▶ [YOUR INSTRUCTIONS] Look through the data below and return each line where "this" appears.

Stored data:
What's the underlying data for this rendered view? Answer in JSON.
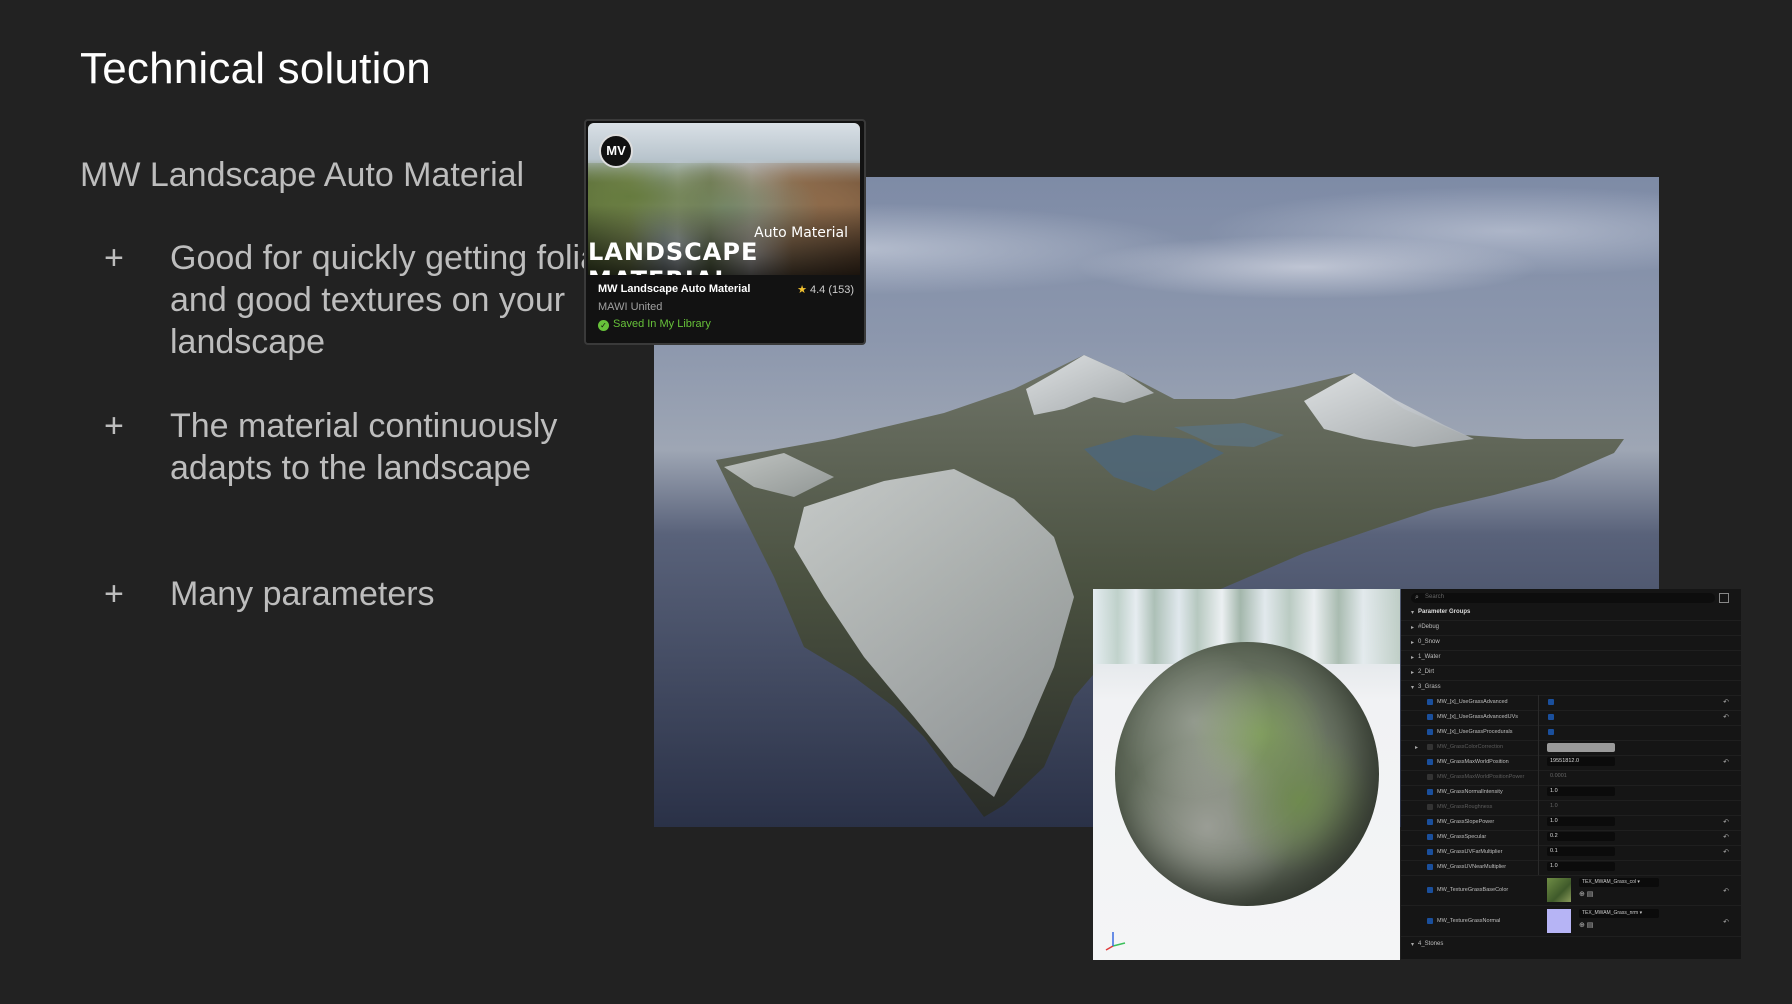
{
  "slide": {
    "title": "Technical solution",
    "subtitle": "MW Landscape Auto Material",
    "bullets": [
      {
        "marker": "+",
        "text": "Good for quickly getting foliage and good textures on your landscape"
      },
      {
        "marker": "+",
        "text": "The material continuously adapts to the landscape"
      },
      {
        "marker": "+",
        "text": "Many parameters"
      }
    ]
  },
  "card": {
    "logo": "MV",
    "banner_sub": "Auto Material",
    "banner_main": "LANDSCAPE MATERIAL",
    "name": "MW Landscape Auto Material",
    "rating": "4.4",
    "rating_count": "(153)",
    "vendor": "MAWI United",
    "saved": "Saved In My Library",
    "colors": {
      "saved": "#67c23a",
      "star": "#f2c230"
    }
  },
  "panel": {
    "search_placeholder": "Search",
    "groups_header": "Parameter Groups",
    "groups_collapsed": [
      "#Debug",
      "0_Snow",
      "1_Water",
      "2_Dirt"
    ],
    "open_group": "3_Grass",
    "params": [
      {
        "label": "MW_[x]_UseGrassAdvanced",
        "value": "",
        "kind": "check",
        "enabled": true,
        "reset": true
      },
      {
        "label": "MW_[x]_UseGrassAdvancedUVs",
        "value": "",
        "kind": "check",
        "enabled": true,
        "reset": true
      },
      {
        "label": "MW_[x]_UseGrassProcedurals",
        "value": "",
        "kind": "check",
        "enabled": true,
        "reset": false
      },
      {
        "label": "MW_GrassColorCorrection",
        "value": "",
        "kind": "swatch",
        "enabled": false,
        "reset": false
      },
      {
        "label": "MW_GrassMaxWorldPosition",
        "value": "19551812.0",
        "kind": "num",
        "enabled": true,
        "reset": true
      },
      {
        "label": "MW_GrassMaxWorldPositionPower",
        "value": "0.0001",
        "kind": "num",
        "enabled": false,
        "reset": false
      },
      {
        "label": "MW_GrassNormalIntensity",
        "value": "1.0",
        "kind": "num",
        "enabled": true,
        "reset": false
      },
      {
        "label": "MW_GrassRoughness",
        "value": "1.0",
        "kind": "num",
        "enabled": false,
        "reset": false
      },
      {
        "label": "MW_GrassSlopePower",
        "value": "1.0",
        "kind": "num",
        "enabled": true,
        "reset": true
      },
      {
        "label": "MW_GrassSpecular",
        "value": "0.2",
        "kind": "num",
        "enabled": true,
        "reset": true
      },
      {
        "label": "MW_GrassUVFarMultiplier",
        "value": "0.1",
        "kind": "num",
        "enabled": true,
        "reset": true
      },
      {
        "label": "MW_GrassUVNearMultiplier",
        "value": "1.0",
        "kind": "num",
        "enabled": true,
        "reset": false
      }
    ],
    "textures": [
      {
        "label": "MW_TextureGrassBaseColor",
        "value": "TEX_MWAM_Grass_col",
        "thumb": "#5b7a3a"
      },
      {
        "label": "MW_TextureGrassNormal",
        "value": "TEX_MWAM_Grass_nrm",
        "thumb": "#b6b4f5"
      }
    ],
    "last_group": "4_Stones"
  }
}
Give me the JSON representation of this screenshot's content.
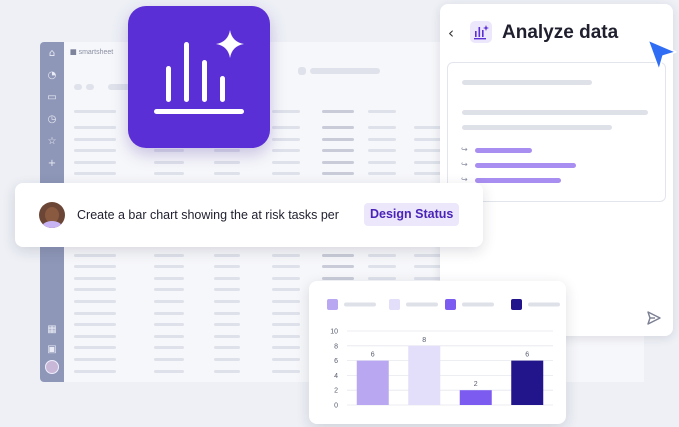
{
  "app": {
    "brand": "smartsheet"
  },
  "panel": {
    "title": "Analyze data",
    "back_icon": "chevron-left-icon",
    "title_icon": "chart-sparkle-icon"
  },
  "prompt": {
    "text": "Create a bar chart showing the at risk tasks per",
    "chip": "Design Status"
  },
  "colors": {
    "brand_purple": "#5b2fd6",
    "cursor_blue": "#2f6df5",
    "bar_1": "#b9a7f2",
    "bar_2": "#e3defa",
    "bar_3": "#7c5cf0",
    "bar_4": "#22148a"
  },
  "chart_data": {
    "type": "bar",
    "categories": [
      "",
      "",
      "",
      ""
    ],
    "values": [
      6,
      8,
      2,
      6
    ],
    "data_labels": [
      "6",
      "8",
      "2",
      "6"
    ],
    "yticks": [
      "0",
      "2",
      "4",
      "6",
      "8",
      "10"
    ],
    "ylim": [
      0,
      10
    ],
    "grid": true,
    "legend": "top",
    "colors": [
      "#b9a7f2",
      "#e3defa",
      "#7c5cf0",
      "#22148a"
    ]
  }
}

▶ [ANSWER]
What's the underlying data for this rendered view? Answer in JSON.
Give me the JSON representation of this screenshot's content.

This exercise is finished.